**What you should do:**
Return, from the listing below, every line that includes "Type".
══ Data for this exercise ══
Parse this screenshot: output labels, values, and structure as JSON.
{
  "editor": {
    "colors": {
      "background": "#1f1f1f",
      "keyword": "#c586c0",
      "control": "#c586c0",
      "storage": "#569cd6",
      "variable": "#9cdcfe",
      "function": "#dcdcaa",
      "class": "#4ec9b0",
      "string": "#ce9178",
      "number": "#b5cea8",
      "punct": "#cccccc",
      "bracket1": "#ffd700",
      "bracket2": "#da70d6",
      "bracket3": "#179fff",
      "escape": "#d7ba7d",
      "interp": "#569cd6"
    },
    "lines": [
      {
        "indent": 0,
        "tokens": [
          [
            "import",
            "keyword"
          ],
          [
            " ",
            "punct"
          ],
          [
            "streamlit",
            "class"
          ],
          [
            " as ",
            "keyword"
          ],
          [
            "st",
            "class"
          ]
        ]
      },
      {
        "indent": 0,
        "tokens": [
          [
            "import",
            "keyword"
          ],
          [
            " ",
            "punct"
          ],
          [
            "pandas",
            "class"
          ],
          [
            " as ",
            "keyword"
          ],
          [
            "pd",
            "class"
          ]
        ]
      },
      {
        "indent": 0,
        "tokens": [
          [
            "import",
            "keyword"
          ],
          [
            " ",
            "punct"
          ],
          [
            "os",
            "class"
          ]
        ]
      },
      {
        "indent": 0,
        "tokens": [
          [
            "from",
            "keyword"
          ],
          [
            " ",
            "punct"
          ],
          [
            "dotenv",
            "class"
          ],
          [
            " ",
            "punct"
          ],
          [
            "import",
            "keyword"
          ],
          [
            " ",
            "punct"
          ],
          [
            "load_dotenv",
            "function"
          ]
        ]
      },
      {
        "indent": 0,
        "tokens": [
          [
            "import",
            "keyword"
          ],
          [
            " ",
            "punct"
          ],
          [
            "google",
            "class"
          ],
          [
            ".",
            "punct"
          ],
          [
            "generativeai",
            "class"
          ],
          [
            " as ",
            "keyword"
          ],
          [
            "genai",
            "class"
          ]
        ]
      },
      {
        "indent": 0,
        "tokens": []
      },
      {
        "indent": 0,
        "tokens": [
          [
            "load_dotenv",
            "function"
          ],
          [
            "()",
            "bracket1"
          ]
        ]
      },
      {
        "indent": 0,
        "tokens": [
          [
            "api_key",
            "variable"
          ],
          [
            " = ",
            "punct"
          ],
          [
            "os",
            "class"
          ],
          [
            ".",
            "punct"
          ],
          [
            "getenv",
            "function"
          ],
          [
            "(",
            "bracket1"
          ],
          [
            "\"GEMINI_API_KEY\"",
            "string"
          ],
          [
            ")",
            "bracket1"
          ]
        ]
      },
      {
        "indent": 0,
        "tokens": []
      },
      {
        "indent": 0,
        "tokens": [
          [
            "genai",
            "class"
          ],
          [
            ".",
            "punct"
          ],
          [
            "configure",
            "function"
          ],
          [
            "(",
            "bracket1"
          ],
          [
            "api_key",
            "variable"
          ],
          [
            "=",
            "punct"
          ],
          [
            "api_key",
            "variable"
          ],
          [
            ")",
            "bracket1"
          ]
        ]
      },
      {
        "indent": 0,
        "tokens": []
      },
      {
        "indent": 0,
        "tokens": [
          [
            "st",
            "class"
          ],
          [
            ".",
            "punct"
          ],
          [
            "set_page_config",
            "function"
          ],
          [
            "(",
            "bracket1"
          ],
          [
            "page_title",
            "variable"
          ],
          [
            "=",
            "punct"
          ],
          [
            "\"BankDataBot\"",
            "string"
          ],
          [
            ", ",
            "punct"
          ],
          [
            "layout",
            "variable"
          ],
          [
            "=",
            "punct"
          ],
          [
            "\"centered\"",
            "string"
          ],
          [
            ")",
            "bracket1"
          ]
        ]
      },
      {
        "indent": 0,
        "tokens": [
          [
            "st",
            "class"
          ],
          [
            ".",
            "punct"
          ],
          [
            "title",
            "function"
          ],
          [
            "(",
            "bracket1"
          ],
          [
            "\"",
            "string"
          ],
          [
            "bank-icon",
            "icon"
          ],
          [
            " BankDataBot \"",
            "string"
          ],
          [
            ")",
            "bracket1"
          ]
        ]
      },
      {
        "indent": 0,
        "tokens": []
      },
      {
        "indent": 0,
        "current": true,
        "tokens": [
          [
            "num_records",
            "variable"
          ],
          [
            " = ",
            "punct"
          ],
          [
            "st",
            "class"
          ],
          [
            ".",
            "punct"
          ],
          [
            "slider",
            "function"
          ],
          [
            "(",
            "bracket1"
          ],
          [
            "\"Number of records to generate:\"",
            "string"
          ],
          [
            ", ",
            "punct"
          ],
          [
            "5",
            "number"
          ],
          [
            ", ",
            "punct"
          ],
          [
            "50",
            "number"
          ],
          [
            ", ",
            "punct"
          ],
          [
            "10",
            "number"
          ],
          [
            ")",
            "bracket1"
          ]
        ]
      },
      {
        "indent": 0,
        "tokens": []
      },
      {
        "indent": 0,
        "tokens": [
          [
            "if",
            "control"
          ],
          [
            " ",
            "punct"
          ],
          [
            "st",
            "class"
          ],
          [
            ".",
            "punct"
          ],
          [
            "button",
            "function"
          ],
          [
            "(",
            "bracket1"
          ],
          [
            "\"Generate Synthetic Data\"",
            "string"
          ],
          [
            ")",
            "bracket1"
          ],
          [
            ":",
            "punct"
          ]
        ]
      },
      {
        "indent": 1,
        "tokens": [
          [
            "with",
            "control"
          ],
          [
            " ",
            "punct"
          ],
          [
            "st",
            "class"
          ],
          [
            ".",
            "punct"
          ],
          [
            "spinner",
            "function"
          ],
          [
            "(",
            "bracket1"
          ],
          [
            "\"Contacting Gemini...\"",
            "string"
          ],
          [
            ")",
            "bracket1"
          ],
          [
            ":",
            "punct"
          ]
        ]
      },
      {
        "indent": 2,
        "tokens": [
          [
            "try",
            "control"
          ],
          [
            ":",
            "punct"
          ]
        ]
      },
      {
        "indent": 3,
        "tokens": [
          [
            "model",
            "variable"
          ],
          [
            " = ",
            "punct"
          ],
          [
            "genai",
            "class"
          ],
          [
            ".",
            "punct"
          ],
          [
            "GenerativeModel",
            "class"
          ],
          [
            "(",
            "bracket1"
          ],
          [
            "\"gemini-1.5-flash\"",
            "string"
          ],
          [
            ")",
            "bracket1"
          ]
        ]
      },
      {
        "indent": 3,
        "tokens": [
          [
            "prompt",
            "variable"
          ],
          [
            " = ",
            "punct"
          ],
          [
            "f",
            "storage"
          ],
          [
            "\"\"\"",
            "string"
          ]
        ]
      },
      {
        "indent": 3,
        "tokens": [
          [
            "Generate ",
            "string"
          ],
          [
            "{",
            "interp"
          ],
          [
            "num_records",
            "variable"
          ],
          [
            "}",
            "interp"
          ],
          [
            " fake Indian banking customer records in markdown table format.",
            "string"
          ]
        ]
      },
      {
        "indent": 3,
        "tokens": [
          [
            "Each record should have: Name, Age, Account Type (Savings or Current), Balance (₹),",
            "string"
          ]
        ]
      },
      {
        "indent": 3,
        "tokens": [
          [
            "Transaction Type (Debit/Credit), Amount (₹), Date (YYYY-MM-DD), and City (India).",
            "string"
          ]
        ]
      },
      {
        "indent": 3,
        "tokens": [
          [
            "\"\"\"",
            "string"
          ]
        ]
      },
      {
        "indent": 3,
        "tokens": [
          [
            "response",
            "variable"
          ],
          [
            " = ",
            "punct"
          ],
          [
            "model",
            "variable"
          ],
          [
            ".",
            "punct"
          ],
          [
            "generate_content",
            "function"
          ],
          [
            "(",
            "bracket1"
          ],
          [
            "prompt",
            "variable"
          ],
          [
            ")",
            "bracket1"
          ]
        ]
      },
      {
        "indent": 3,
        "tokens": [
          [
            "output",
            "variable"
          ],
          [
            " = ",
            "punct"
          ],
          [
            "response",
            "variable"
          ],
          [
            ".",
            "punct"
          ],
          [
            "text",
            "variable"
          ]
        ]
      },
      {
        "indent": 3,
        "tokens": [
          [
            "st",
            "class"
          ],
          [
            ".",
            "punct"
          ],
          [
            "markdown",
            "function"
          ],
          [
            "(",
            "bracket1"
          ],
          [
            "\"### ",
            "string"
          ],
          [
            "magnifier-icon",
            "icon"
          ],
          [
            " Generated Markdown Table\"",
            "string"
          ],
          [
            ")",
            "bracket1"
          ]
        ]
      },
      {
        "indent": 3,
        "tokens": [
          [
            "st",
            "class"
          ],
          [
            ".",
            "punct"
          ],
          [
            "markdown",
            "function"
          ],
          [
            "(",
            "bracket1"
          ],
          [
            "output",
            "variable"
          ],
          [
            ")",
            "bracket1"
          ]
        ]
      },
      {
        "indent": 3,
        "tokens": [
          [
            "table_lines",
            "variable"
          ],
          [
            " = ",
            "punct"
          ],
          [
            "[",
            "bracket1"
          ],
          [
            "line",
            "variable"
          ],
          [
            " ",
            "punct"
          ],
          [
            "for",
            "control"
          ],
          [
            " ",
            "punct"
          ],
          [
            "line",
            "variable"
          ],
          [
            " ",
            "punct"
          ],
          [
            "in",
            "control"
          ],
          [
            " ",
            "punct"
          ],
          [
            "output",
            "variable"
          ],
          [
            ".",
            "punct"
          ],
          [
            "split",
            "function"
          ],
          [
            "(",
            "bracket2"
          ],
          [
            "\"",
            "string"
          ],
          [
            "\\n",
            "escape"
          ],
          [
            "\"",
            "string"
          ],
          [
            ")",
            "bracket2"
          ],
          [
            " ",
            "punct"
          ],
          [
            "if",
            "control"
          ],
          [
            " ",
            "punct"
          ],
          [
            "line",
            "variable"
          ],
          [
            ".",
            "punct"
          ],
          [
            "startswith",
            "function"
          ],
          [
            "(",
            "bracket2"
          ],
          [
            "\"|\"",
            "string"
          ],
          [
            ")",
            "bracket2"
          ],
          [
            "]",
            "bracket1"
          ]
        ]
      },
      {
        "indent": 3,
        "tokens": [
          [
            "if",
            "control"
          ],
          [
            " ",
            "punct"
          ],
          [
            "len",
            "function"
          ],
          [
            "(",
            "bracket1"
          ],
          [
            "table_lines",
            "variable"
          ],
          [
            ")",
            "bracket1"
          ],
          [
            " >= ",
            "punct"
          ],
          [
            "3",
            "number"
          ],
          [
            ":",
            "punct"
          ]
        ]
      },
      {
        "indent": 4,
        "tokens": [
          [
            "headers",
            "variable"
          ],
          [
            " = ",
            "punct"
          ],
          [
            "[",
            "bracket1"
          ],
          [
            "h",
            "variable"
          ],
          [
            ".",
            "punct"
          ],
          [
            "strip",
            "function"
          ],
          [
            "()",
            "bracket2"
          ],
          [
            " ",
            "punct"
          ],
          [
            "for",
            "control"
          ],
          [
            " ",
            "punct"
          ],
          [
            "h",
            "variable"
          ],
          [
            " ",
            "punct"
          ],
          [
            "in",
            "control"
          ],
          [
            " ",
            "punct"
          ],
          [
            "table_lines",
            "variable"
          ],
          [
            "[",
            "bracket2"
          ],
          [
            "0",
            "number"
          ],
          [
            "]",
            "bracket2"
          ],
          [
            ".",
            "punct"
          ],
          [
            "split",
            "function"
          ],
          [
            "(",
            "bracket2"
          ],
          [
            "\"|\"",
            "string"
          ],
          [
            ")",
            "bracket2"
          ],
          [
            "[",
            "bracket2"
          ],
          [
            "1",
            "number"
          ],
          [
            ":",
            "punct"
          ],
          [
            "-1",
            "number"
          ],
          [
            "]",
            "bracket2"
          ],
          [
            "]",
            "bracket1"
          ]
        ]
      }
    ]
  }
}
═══
**Solution:**
            "Each record should have: Name, Age, Account Type (Savings or Current), Balance (₹),",
            "Transaction Type (Debit/Credit), Amount (₹), Date (YYYY-MM-DD), and City (India).",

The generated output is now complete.